Many people with arthritis are worried that exercise could cause further damage to their joints, but exercise is good for us and helps our joints stay healthy. It can be hard to keep moving when you have arthritis but staying as active as possible can reduce your pain and the symptoms of your condition, and help you to stay independent.
It’s important to stay as active as you can to reduce the risk of your muscles or other tissues around your joints becoming weaker, as this could cause more problems with your joints in the future.
If you or someone you know is suffering with the symptoms of arthritis or any other joint disorders, book in for a consultation and we’d love to help you build strength to enable you to live comfortably.
7 ways movement can help your arthritis symptoms:
- Reduce pain
- Improve your muscle strength to keep joints strong and well-supported
- Reduce stiffness in your joints
- Help your balance
- Improve energy levels and lethargy
- Help you manage your weight
- Boost your mood
A few exercises that we recommend you try:
- Swimming can be a great exercise as the buoyancy of the water can help support you when you exercise.
- Regular sit to stand exercise from a chair and cycling on a static bike can be a great way to try and build leg strength and maintain movement at your hips and knees.
- Practising standing on one leg and improving your balance can also assist in maintaining lower limb strength.
Start slowly to ease your joints into exercise if you haven’t been active for a while. If you push yourself too hard, you can overwork your muscles and worsen your joint pain. Consider these tips as you get started:
- Keep the impact low. Low impact exercises like stationary bicycles, cross trainers, or exercise in the water help keep joint stress low while you move.
- Apply heat.
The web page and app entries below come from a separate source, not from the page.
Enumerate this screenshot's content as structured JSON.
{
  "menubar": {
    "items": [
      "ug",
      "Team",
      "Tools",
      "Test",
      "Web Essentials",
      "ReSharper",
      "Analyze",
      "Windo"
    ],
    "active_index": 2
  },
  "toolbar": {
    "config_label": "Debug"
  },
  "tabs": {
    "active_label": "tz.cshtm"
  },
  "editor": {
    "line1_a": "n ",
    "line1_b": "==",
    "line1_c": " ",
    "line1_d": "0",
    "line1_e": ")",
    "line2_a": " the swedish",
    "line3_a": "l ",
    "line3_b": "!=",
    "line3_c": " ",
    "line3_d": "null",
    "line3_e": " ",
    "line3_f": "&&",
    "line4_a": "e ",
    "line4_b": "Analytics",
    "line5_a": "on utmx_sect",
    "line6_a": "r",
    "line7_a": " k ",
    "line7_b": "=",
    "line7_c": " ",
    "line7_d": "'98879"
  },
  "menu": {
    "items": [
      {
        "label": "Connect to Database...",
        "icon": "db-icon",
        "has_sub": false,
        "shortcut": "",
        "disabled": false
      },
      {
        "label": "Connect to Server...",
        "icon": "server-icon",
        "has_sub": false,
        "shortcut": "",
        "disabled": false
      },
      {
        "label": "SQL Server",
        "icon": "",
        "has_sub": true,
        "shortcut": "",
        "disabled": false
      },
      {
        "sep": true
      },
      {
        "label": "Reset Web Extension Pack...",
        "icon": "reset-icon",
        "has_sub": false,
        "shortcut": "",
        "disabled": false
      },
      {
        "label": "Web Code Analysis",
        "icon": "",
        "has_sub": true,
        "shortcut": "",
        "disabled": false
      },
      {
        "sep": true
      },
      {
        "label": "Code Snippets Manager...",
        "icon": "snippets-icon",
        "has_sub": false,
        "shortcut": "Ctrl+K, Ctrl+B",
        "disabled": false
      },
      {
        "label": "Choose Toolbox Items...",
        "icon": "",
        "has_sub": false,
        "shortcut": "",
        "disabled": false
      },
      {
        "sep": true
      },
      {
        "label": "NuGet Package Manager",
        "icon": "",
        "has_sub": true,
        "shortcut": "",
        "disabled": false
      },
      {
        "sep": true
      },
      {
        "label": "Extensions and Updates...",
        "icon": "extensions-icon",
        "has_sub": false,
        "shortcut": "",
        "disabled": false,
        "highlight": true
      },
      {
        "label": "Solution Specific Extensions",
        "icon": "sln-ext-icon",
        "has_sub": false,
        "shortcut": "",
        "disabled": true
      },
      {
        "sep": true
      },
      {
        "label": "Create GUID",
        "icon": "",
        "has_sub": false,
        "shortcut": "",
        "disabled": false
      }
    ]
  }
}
Heat can relax your joints and muscles and relieve any pain you have before you begin. Heat treatments — warm towels, hot packs or a shower — should be warm, not hot, and should be applied for about 15-20 minutes.
- Move gently. Move your joints gently at first to warm up. You might begin with range-of-motion exercises for 5-10 minutes before you move on to strengthening or aerobic exercises.
- Go slowly. Exercise with slow and easy movements. If you feel pain, take a break. Sharp pain and pain that is stronger than your usual joint pain might indicate something is wrong. Slow down if you notice swelling or redness in your joints.
- Ice afterward. Apply ice to your joints for up to 20 minutes as needed after activity, especially after activity that causes joint swelling.
If you haven’t felt inspired to start an exercise routine, you may not have found the activity that suits you. Whether you’re an exercise newbie, or just want to spice up your fitness routine, book in for a consultation and we’d love to help you build strength to enable you to live comfortably.